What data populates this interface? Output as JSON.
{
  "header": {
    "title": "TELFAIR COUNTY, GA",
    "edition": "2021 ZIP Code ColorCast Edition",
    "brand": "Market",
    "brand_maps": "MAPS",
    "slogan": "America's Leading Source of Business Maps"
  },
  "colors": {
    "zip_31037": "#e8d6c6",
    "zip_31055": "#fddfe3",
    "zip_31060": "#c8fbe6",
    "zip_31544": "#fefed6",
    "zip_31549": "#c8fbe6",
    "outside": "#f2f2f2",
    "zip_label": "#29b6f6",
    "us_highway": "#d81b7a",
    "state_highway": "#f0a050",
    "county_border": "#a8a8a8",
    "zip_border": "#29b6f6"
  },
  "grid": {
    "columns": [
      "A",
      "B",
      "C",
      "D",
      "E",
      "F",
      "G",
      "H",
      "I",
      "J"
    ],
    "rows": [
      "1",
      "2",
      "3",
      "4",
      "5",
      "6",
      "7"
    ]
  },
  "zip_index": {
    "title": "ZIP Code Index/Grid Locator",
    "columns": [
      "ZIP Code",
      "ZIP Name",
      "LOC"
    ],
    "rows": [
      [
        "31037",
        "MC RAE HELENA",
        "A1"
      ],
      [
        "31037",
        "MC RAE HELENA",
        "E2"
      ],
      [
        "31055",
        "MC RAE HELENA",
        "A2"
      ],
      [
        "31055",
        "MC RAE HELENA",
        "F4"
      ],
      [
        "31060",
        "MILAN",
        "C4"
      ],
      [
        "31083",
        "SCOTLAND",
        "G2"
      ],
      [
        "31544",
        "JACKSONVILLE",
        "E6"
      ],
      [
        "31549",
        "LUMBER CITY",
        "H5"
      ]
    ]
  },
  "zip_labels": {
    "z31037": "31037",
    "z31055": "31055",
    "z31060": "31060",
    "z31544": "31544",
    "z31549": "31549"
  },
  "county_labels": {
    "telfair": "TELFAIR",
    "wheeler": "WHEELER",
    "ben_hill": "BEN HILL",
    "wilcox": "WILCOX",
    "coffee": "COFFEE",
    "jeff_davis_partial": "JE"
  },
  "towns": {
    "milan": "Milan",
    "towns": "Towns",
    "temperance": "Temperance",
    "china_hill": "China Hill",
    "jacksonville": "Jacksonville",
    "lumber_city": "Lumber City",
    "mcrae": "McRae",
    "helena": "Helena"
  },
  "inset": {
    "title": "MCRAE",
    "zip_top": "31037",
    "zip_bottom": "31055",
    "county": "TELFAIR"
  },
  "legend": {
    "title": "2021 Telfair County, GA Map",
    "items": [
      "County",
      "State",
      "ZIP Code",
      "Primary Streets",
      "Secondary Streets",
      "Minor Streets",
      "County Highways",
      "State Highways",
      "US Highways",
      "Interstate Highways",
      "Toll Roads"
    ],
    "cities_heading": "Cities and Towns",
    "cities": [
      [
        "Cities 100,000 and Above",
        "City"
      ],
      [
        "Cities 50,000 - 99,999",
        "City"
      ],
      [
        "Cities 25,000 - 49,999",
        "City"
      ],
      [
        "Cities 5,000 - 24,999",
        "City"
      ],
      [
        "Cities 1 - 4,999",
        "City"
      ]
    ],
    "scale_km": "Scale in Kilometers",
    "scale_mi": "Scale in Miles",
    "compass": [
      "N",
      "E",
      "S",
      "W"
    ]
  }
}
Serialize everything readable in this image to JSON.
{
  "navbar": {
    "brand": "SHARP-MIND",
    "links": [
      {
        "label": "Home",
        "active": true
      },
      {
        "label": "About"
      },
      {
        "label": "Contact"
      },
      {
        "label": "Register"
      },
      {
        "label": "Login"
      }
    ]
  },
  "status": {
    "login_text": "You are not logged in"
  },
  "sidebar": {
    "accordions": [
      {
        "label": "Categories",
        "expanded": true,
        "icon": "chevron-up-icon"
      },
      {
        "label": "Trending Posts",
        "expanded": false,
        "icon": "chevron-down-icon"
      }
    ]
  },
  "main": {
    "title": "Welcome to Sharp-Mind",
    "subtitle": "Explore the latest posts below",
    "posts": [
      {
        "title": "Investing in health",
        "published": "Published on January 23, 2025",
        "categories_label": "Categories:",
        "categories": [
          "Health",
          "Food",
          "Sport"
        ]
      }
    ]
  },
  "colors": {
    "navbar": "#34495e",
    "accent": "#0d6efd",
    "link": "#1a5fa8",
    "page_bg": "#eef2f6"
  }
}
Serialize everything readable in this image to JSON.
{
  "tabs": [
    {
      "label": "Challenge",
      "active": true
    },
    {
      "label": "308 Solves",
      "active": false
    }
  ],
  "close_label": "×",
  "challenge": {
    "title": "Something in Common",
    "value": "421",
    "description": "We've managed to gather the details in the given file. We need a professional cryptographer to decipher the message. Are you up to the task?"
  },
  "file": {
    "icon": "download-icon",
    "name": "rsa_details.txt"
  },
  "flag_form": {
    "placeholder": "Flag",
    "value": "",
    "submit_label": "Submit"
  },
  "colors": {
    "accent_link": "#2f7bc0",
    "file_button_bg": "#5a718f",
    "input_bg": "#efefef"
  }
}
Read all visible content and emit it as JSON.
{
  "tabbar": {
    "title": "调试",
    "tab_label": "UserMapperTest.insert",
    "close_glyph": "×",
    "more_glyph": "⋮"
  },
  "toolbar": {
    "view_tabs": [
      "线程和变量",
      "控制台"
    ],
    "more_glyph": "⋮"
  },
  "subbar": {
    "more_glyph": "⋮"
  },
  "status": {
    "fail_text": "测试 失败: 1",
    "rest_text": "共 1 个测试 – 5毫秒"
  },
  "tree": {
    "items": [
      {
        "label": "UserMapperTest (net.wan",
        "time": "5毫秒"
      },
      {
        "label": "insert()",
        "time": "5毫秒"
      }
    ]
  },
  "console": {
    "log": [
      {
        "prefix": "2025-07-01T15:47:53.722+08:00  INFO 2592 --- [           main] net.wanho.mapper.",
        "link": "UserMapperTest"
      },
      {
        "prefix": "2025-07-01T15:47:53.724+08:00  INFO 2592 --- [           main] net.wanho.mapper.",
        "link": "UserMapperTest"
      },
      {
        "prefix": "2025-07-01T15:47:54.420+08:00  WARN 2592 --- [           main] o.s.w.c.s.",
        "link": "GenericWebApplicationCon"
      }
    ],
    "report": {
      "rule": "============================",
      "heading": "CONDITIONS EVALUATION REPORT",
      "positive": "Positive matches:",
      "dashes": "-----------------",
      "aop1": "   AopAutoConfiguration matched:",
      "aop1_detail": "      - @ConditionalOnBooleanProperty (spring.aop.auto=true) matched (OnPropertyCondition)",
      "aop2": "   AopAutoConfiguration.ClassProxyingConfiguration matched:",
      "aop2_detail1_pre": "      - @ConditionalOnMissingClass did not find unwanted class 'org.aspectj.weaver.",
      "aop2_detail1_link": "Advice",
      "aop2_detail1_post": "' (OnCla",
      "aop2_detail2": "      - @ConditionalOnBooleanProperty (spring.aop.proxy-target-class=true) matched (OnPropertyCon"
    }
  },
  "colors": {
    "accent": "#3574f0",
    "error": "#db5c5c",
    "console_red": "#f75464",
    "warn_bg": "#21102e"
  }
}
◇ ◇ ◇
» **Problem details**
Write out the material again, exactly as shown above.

» **Result of this task**
What data populates this interface? Output as JSON.
{
  "header": {
    "title": "TELFAIR COUNTY, GA",
    "edition": "2021 ZIP Code ColorCast Edition",
    "brand": "Market",
    "brand_maps": "MAPS",
    "slogan": "America's Leading Source of Business Maps"
  },
  "colors": {
    "zip_31037": "#e8d6c6",
    "zip_31055": "#fddfe3",
    "zip_31060": "#c8fbe6",
    "zip_31544": "#fefed6",
    "zip_31549": "#c8fbe6",
    "outside": "#f2f2f2",
    "zip_label": "#29b6f6",
    "us_highway": "#d81b7a",
    "state_highway": "#f0a050",
    "county_border": "#a8a8a8",
    "zip_border": "#29b6f6"
  },
  "grid": {
    "columns": [
      "A",
      "B",
      "C",
      "D",
      "E",
      "F",
      "G",
      "H",
      "I",
      "J"
    ],
    "rows": [
      "1",
      "2",
      "3",
      "4",
      "5",
      "6",
      "7"
    ]
  },
  "zip_index": {
    "title": "ZIP Code Index/Grid Locator",
    "columns": [
      "ZIP Code",
      "ZIP Name",
      "LOC"
    ],
    "rows": [
      [
        "31037",
        "MC RAE HELENA",
        "A1"
      ],
      [
        "31037",
        "MC RAE HELENA",
        "E2"
      ],
      [
        "31055",
        "MC RAE HELENA",
        "A2"
      ],
      [
        "31055",
        "MC RAE HELENA",
        "F4"
      ],
      [
        "31060",
        "MILAN",
        "C4"
      ],
      [
        "31083",
        "SCOTLAND",
        "G2"
      ],
      [
        "31544",
        "JACKSONVILLE",
        "E6"
      ],
      [
        "31549",
        "LUMBER CITY",
        "H5"
      ]
    ]
  },
  "zip_labels": {
    "z31037": "31037",
    "z31055": "31055",
    "z31060": "31060",
    "z31544": "31544",
    "z31549": "31549"
  },
  "county_labels": {
    "telfair": "TELFAIR",
    "wheeler": "WHEELER",
    "ben_hill": "BEN HILL",
    "wilcox": "WILCOX",
    "coffee": "COFFEE",
    "jeff_davis_partial": "JE"
  },
  "towns": {
    "milan": "Milan",
    "towns": "Towns",
    "temperance": "Temperance",
    "china_hill": "China Hill",
    "jacksonville": "Jacksonville",
    "lumber_city": "Lumber City",
    "mcrae": "McRae",
    "helena": "Helena"
  },
  "inset": {
    "title": "MCRAE",
    "zip_top": "31037",
    "zip_bottom": "31055",
    "county": "TELFAIR"
  },
  "legend": {
    "title": "2021 Telfair County, GA Map",
    "items": [
      "County",
      "State",
      "ZIP Code",
      "Primary Streets",
      "Secondary Streets",
      "Minor Streets",
      "County Highways",
      "State Highways",
      "US Highways",
      "Interstate Highways",
      "Toll Roads"
    ],
    "cities_heading": "Cities and Towns",
    "cities": [
      [
        "Cities 100,000 and Above",
        "City"
      ],
      [
        "Cities 50,000 - 99,999",
        "City"
      ],
      [
        "Cities 25,000 - 49,999",
        "City"
      ],
      [
        "Cities 5,000 - 24,999",
        "City"
      ],
      [
        "Cities 1 - 4,999",
        "City"
      ]
    ],
    "scale_km": "Scale in Kilometers",
    "scale_mi": "Scale in Miles",
    "compass": [
      "N",
      "E",
      "S",
      "W"
    ]
  }
}
Serialize everything readable in this image to JSON.
{
  "navbar": {
    "brand": "SHARP-MIND",
    "links": [
      {
        "label": "Home",
        "active": true
      },
      {
        "label": "About"
      },
      {
        "label": "Contact"
      },
      {
        "label": "Register"
      },
      {
        "label": "Login"
      }
    ]
  },
  "status": {
    "login_text": "You are not logged in"
  },
  "sidebar": {
    "accordions": [
      {
        "label": "Categories",
        "expanded": true,
        "icon": "chevron-up-icon"
      },
      {
        "label": "Trending Posts",
        "expanded": false,
        "icon": "chevron-down-icon"
      }
    ]
  },
  "main": {
    "title": "Welcome to Sharp-Mind",
    "subtitle": "Explore the latest posts below",
    "posts": [
      {
        "title": "Investing in health",
        "published": "Published on January 23, 2025",
        "categories_label": "Categories:",
        "categories": [
          "Health",
          "Food",
          "Sport"
        ]
      }
    ]
  },
  "colors": {
    "navbar": "#34495e",
    "accent": "#0d6efd",
    "link": "#1a5fa8",
    "page_bg": "#eef2f6"
  }
}
Serialize everything readable in this image to JSON.
{
  "tabs": [
    {
      "label": "Challenge",
      "active": true
    },
    {
      "label": "308 Solves",
      "active": false
    }
  ],
  "close_label": "×",
  "challenge": {
    "title": "Something in Common",
    "value": "421",
    "description": "We've managed to gather the details in the given file. We need a professional cryptographer to decipher the message. Are you up to the task?"
  },
  "file": {
    "icon": "download-icon",
    "name": "rsa_details.txt"
  },
  "flag_form": {
    "placeholder": "Flag",
    "value": "",
    "submit_label": "Submit"
  },
  "colors": {
    "accent_link": "#2f7bc0",
    "file_button_bg": "#5a718f",
    "input_bg": "#efefef"
  }
}
Read all visible content and emit it as JSON.
{
  "tabbar": {
    "title": "调试",
    "tab_label": "UserMapperTest.insert",
    "close_glyph": "×",
    "more_glyph": "⋮"
  },
  "toolbar": {
    "view_tabs": [
      "线程和变量",
      "控制台"
    ],
    "more_glyph": "⋮"
  },
  "subbar": {
    "more_glyph": "⋮"
  },
  "status": {
    "fail_text": "测试 失败: 1",
    "rest_text": "共 1 个测试 – 5毫秒"
  },
  "tree": {
    "items": [
      {
        "label": "UserMapperTest (net.wan",
        "time": "5毫秒"
      },
      {
        "label": "insert()",
        "time": "5毫秒"
      }
    ]
  },
  "console": {
    "log": [
      {
        "prefix": "2025-07-01T15:47:53.722+08:00  INFO 2592 --- [           main] net.wanho.mapper.",
        "link": "UserMapperTest"
      },
      {
        "prefix": "2025-07-01T15:47:53.724+08:00  INFO 2592 --- [           main] net.wanho.mapper.",
        "link": "UserMapperTest"
      },
      {
        "prefix": "2025-07-01T15:47:54.420+08:00  WARN 2592 --- [           main] o.s.w.c.s.",
        "link": "GenericWebApplicationCon"
      }
    ],
    "report": {
      "rule": "============================",
      "heading": "CONDITIONS EVALUATION REPORT",
      "positive": "Positive matches:",
      "dashes": "-----------------",
      "aop1": "   AopAutoConfiguration matched:",
      "aop1_detail": "      - @ConditionalOnBooleanProperty (spring.aop.auto=true) matched (OnPropertyCondition)",
      "aop2": "   AopAutoConfiguration.ClassProxyingConfiguration matched:",
      "aop2_detail1_pre": "      - @ConditionalOnMissingClass did not find unwanted class 'org.aspectj.weaver.",
      "aop2_detail1_link": "Advice",
      "aop2_detail1_post": "' (OnCla",
      "aop2_detail2": "      - @ConditionalOnBooleanProperty (spring.aop.proxy-target-class=true) matched (OnPropertyCon"
    }
  },
  "colors": {
    "accent": "#3574f0",
    "error": "#db5c5c",
    "console_red": "#f75464",
    "warn_bg": "#21102e"
  }
}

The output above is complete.